7. Skyscraper

Skyscraper sunflowers

Skyscraper (Helianthus annuus) sunflowers are able to grow a whopping 12 feet high, according to GardenTags. Not only that, but its bright, yellow flowers have a width of 14 inches. Skyscrapers are a little tolerant of heat and drought and only require occasional watering. Usually, this variety needs to be planted in moist and free-draining soil between March and April so that the flowers bloom from mid-May to mid-September. This sunflower is mostly found in USDA zones 3-9, per Gurney’s Seed and Nursery.

8. Maximilian

Maximilian sunflowers

Maximilian sunflower (Helianthus maximiliani) grows dainty, bright yellow flowers that spread to be 5 inches wide, per Wildflower. This plant can reach anywhere between 3 to 10 feet tall, and the flowers grow petals with a slightly pointed tip that leans backward to open up the center. You can enjoy its blooms from the end of summer to November, and it is okay with either dry or moist soil that is clay-like or sandy. This sunflower can be found in USDA zones 3-9 per the USDA.

9. Swamp sunflower

Swamp sunflowers

Swamp sunflowers (Helianthus angustifolius) produce symmetrical flowers with rounded edges, per Lady Bird Johnson Wildflower Center. They typically grow anywhere from 1 to 3 feet tall, with 2-inch flowers. They bloom in October, produce a bright, yellow color, and can be found throughout the South and Midwest. If you have a pond, this flower can be a beautiful border around it. It’s also able to attract birds and bees. Its soil should be kept wet but it can tolerate a variety of sandy loam textures. This sunflower is found in USDA zones 5-9 per Pond Informer.
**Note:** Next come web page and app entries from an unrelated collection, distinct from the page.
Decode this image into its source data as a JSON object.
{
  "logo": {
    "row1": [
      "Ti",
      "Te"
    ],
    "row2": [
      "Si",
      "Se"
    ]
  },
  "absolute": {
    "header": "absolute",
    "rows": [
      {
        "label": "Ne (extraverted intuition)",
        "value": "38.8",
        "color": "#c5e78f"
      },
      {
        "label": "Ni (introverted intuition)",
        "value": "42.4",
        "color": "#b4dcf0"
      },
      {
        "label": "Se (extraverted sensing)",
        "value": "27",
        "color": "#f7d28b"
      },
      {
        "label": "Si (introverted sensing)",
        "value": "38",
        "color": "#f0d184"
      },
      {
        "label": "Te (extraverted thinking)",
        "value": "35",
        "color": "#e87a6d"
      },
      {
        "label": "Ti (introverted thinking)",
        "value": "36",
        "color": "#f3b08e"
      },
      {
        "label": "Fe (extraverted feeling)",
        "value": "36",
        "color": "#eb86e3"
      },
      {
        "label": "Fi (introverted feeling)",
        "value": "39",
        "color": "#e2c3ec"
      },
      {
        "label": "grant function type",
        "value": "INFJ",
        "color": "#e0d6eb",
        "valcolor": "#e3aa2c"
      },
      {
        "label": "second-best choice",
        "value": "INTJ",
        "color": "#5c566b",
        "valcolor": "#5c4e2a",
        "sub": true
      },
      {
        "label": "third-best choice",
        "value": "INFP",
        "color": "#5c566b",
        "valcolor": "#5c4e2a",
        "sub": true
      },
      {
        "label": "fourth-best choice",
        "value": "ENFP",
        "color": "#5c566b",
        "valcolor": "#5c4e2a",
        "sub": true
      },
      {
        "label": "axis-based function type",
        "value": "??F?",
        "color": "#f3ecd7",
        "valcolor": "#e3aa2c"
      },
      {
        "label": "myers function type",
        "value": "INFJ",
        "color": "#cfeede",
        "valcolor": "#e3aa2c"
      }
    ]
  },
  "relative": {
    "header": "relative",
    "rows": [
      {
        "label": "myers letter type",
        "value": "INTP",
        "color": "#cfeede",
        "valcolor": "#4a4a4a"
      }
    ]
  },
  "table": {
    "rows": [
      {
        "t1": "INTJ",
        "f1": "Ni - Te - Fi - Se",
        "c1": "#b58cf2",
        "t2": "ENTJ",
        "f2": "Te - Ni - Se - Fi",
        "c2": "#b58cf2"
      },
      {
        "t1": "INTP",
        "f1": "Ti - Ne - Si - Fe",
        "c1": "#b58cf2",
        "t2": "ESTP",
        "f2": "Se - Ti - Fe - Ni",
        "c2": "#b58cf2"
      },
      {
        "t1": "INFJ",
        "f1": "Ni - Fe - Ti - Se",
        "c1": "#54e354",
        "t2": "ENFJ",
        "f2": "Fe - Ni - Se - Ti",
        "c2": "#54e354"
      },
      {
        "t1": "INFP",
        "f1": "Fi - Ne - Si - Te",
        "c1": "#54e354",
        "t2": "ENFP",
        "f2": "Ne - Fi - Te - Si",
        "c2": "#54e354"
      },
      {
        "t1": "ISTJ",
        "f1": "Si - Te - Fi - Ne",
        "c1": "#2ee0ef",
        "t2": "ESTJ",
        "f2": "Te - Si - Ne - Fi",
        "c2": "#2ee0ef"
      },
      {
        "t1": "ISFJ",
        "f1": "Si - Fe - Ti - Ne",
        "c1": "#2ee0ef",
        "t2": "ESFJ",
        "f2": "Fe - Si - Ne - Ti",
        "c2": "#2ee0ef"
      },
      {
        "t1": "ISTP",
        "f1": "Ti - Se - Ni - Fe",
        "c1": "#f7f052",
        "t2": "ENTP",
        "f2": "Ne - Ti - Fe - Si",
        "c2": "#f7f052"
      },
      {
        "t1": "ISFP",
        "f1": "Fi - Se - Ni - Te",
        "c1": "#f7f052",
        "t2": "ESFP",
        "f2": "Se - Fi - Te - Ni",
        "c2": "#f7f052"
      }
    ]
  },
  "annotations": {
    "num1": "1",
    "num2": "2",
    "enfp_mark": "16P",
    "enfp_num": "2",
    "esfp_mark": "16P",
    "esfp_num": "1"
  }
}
10. Western sunflower

Western sunflowers

Western sunflowers (Helianthus occidentalis) can grow up to 3 feet tall and produce soft, yellow flowers that shape into a slight rosette form, per Prairie Moon Nursery. The flowers bloom from July to September and thrive in USDA zones 3-9. They also enjoy full to partial sun, and the soil should either be medium, medium-dry, or dry. This is a wonderful plant to introduce into your garden if you need to attract pollinators such as bees and butterflies.